The forest is the foundation of the Mbuti culture and shapes elements such as sociopolitical structure, economic production, and religion.
A major reason for the failure of the sedentarization plan attempted in the s was the flight of Mbutis from officials and government agents.
Women have an equal voice in decision making and control powerful ritual knowledge. Political organization Each band has a spokesperson, the kapita, an institution apparently introduced from outside.
Villagers are engaged in an incessant battle with the forest that threatens to overtake their fields.
For the Mbuti, it will be many years after the ceremony before the circumcised boys will be considered as adults. Strategies for Avoiding Warfare and Violence.
Marriage among the Bambuti is by sister exchange: Even metal spear tips are not essential for a successful hunt and are often replaced by fire-hardened wooden spears. A group lives in a camp for up to a month and then abandons it.
At the end of the ceremony, the girls will take their place in Mbuti society as adult women. However, the system is rather loose. The instrument is kept hidden from women and children and is brought out only at night for the duration of molimo festivals.
The forest is thus ambivalent: Groups that bow or spear hunt do not generally capture as many animals in a hunt but require fewer participants. Sometimes parties to a dispute might settle it through arguments or mild fighting. The women freely join discussions with men, though tensions between the sexes do arise.

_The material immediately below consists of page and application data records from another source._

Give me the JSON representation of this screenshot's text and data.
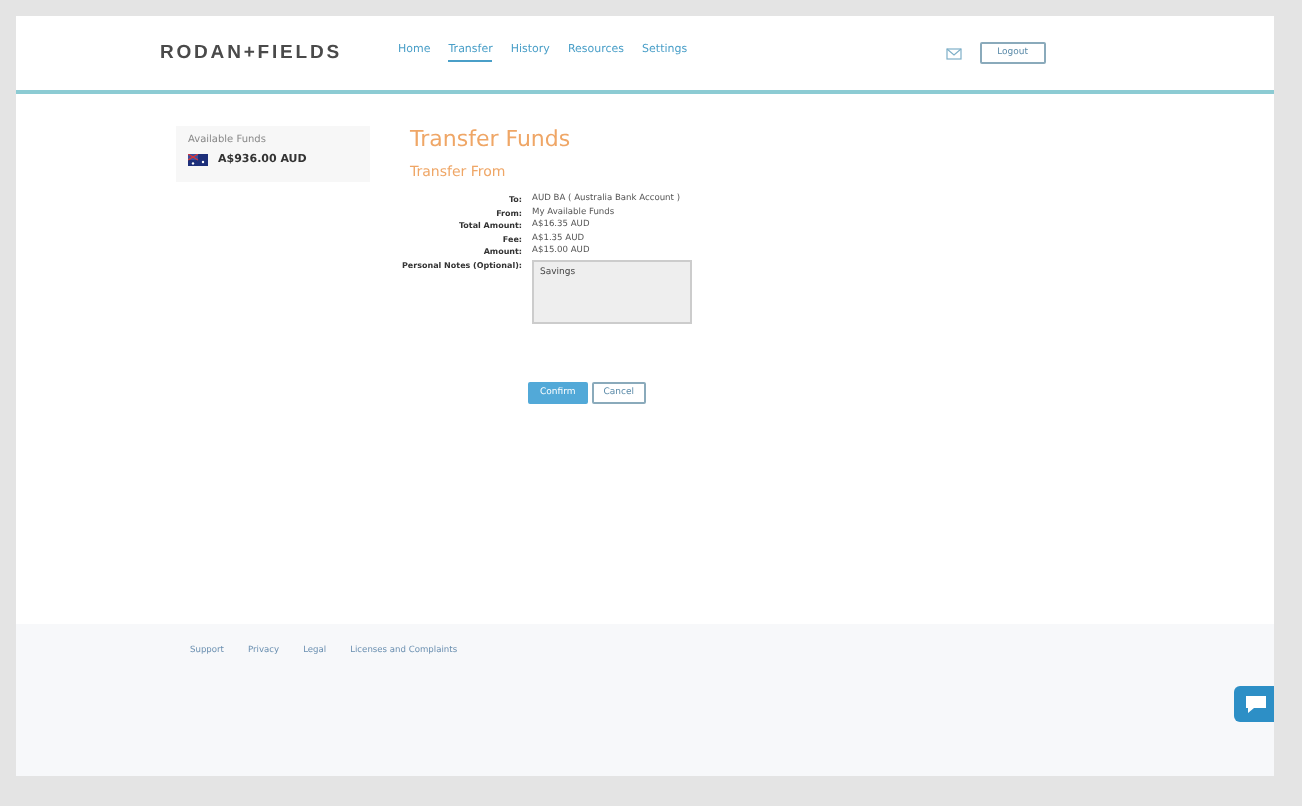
{
  "header": {
    "logo": "RODAN+FIELDS",
    "nav": [
      {
        "label": "Home",
        "selected": false
      },
      {
        "label": "Transfer",
        "selected": true
      },
      {
        "label": "History",
        "selected": false
      },
      {
        "label": "Resources",
        "selected": false
      },
      {
        "label": "Settings",
        "selected": false
      }
    ],
    "logout": "Logout"
  },
  "sidebar": {
    "title": "Available Funds",
    "balance": "A$936.00 AUD"
  },
  "content": {
    "title": "Transfer Funds",
    "subtitle": "Transfer From",
    "rows": [
      {
        "label": "To:",
        "value": "AUD BA ( Australia Bank Account )"
      },
      {
        "label": "From:",
        "value": "My Available Funds"
      },
      {
        "label": "Total Amount:",
        "value": "A$16.35 AUD"
      },
      {
        "label": "Fee:",
        "value": "A$1.35 AUD"
      },
      {
        "label": "Amount:",
        "value": "A$15.00 AUD"
      }
    ],
    "notes": {
      "label": "Personal Notes (Optional):",
      "value": "Savings"
    },
    "buttons": [
      {
        "label": "Confirm",
        "kind": "primary"
      },
      {
        "label": "Cancel",
        "kind": "secondary"
      }
    ]
  },
  "footer": {
    "links": [
      "Support",
      "Privacy",
      "Legal",
      "Licenses and Complaints"
    ]
  }
}
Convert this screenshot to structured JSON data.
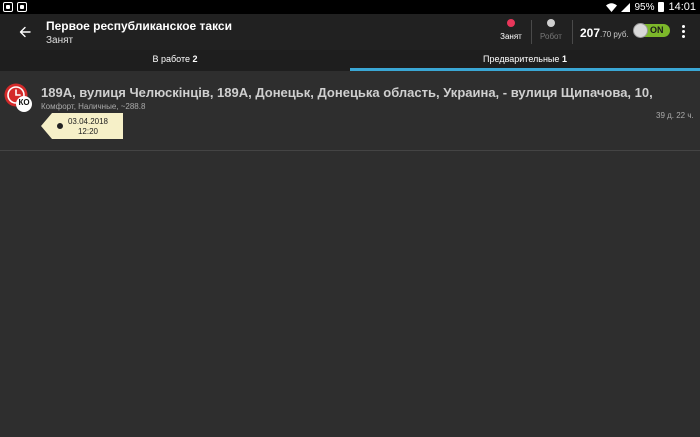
{
  "statusbar": {
    "battery": "95%",
    "time": "14:01"
  },
  "appbar": {
    "title": "Первое республиканское такси",
    "subtitle": "Занят",
    "status_busy": {
      "label": "Занят",
      "color": "#e8365a"
    },
    "status_robot": {
      "label": "Робот",
      "color": "#cfcfcf"
    },
    "balance": {
      "amount": "207",
      "cents": ".70 руб."
    },
    "toggle": {
      "label": "ON",
      "state": "on",
      "color": "#7cb82a"
    }
  },
  "tabs": [
    {
      "label": "В работе",
      "count": "2",
      "active": false
    },
    {
      "label": "Предварительные",
      "count": "1",
      "active": true
    }
  ],
  "colors": {
    "accent": "#3aa7d5",
    "background": "#2e2e2e"
  },
  "order": {
    "icon": "alarm-clock-icon",
    "badge": "КО",
    "address": "189А, вулиця Челюскінців, 189А, Донецьк, Донецька область, Украина, - вулиця Щипачова, 10,",
    "details": "Комфорт, Наличные, ~288.8",
    "timer": "39 д. 22 ч.",
    "date": "03.04.2018",
    "time": "12:20"
  }
}
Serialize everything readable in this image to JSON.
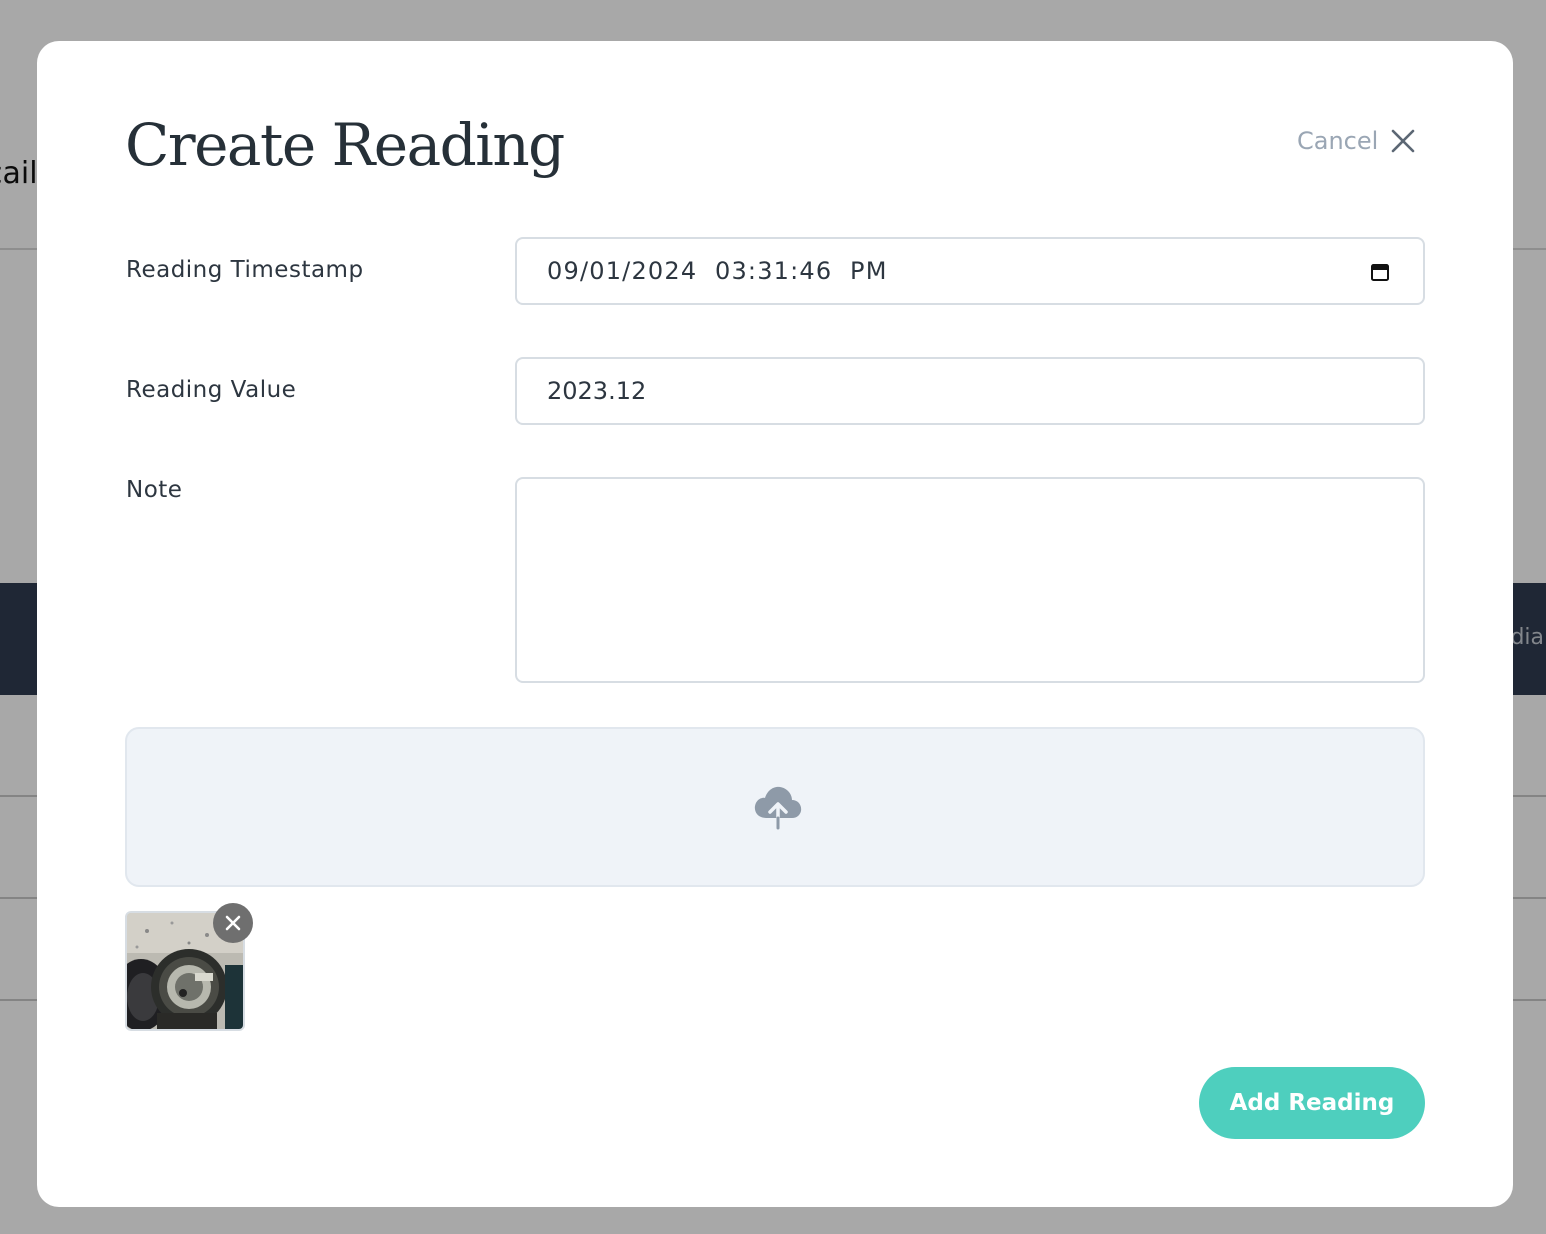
{
  "background": {
    "page_title_fragment": "cail",
    "table_header_fragment": "dia"
  },
  "modal": {
    "title": "Create Reading",
    "cancel_label": "Cancel",
    "cancel_icon": "close-icon",
    "fields": {
      "timestamp": {
        "label": "Reading Timestamp",
        "value": "09/01/2024  03:31:46  PM",
        "icon": "calendar-icon"
      },
      "value": {
        "label": "Reading Value",
        "value": "2023.12"
      },
      "note": {
        "label": "Note",
        "value": ""
      }
    },
    "dropzone": {
      "icon": "cloud-upload-icon"
    },
    "attachments": [
      {
        "type": "photo",
        "subject": "water meter",
        "remove_icon": "remove-x-icon"
      }
    ],
    "submit_label": "Add Reading"
  },
  "colors": {
    "accent": "#4ecfbe",
    "title_text": "#263038",
    "muted_text": "#9aa6b4",
    "border": "#d7dde3",
    "dropzone_bg": "#eff3f8"
  }
}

Women and children are secluded from the ceremony at night until the end of the ritual, at which time an old woman dances through the molimo fire, scattering it.
Bambuti technology is limited to the necessities of a hunting-and-gathering economy. However, the behavior of the Mbuti when they are in the village mimics that of villagers only superficially and is quickly abandoned once they are in the forest.
They often obtain iron goods, pots, wooden goods, and basketry, in exchange for meat, animal hides, and other forest goods. Since the start of the conflict, hundreds have been killed and tens of thousands have been displaced from their homes.
The rich cultural traditions and lifestyles of the Mbuti are threatened as their forest foundation is increasingly destroyed. A group of Efe makes poison from rainforest vines for their hunting arrows, The only form of protest used by Mbutis is to escape into the interior forest, as they did when the government tried to induce them to settle along the major roads.
They are expected to trade with each other for life. It is thought that the spirit of the deceased will join the spirits of other deceased Mbuti who live in the forest as they had lived in life, only invisible to those still alive. Eight years with Congo Pygmies.
All men and women of the generation of the parents will help to raise the child, and all children his or her age will be considered brothers and sisters. The Band Hunters and gatherers live in small, mobile, politically autonomous groups known as bands.
After the colonial period, the newly independent government of Zaire continued policies of forced resettlement but did so to emancipate the Mbuti, allowing them to contribute to the national economy by farming. Past, present, and future. While a careful reading of the 35 specific disputes that he describes in detail might seem like a catalog of constant fighting for very trivial reasons, the people acted out most of their conflicts, serving to dissipate their problems before they became too serious.
Religion and spirituality While forest animals are important sources of food, some of them may cause dreadful diseases and other misfortunes if eaten carelessly. Domestic organization The Mbuti hunting camp is composed of ten to twentyfive semi-spherical, leaf-thatched huts arranged in a circle around the central plaza.
However, the behavior of the Mbuti when they are in the village mimics that of villagers only superficially and is quickly abandoned once they are in the forest.The Mbuti Pygmies: Change and Adaptation (Case Studies in Cultural Anthropology) [Colin M Turnbull] on bistroriviere.com *FREE* shipping on qualifying offers.
A study of the Mbuti pygmy hunter/gatherers of Zaire, with historical background on the Huri Forest, suggested correlatives between different forms of social organization and the /5(4).
The Mbuti population lives in the Ituri Forest, a tropical rainforest covering about 70, km 2 of the north/northeast portion of the Democratic Republic of the Congo. Bambuti are pygmy hunter-gatherers, and are one of the oldest indigenous people of the Congo region of Africa.
Mbuti Pygmies of the Ituri Rainforest captures the variety and tonal quality of the solo and choral traditions present in Mbuti vocal music. Songs are primarily concerned with Mbuti's nomadic life and the forest, from which their lives and those of. Political change and the opening of the Ituri Forest.
For perhaps 2, years the Ituri Forest of northern Zaire has been the home for both Mbuti (Pygmy) hunter-gatherers and Bantu and Sudanic shifting cultivators.
- The Mbuti Pygmies in the Ituri Forest The Mbuti Pygmies in the Ituri forest in central Africa are foragers who use a combination of foraging, net hunters, and archers. Their kinship, social organization, and gender relations make them a unique band.
The Bambuti is a collective name for four populations of Ituri Pygmies—the Sua, Aka, Efe, and Mbuti—each of which has formed a loose economic and cultural interdependency with an agriculturalist group.Download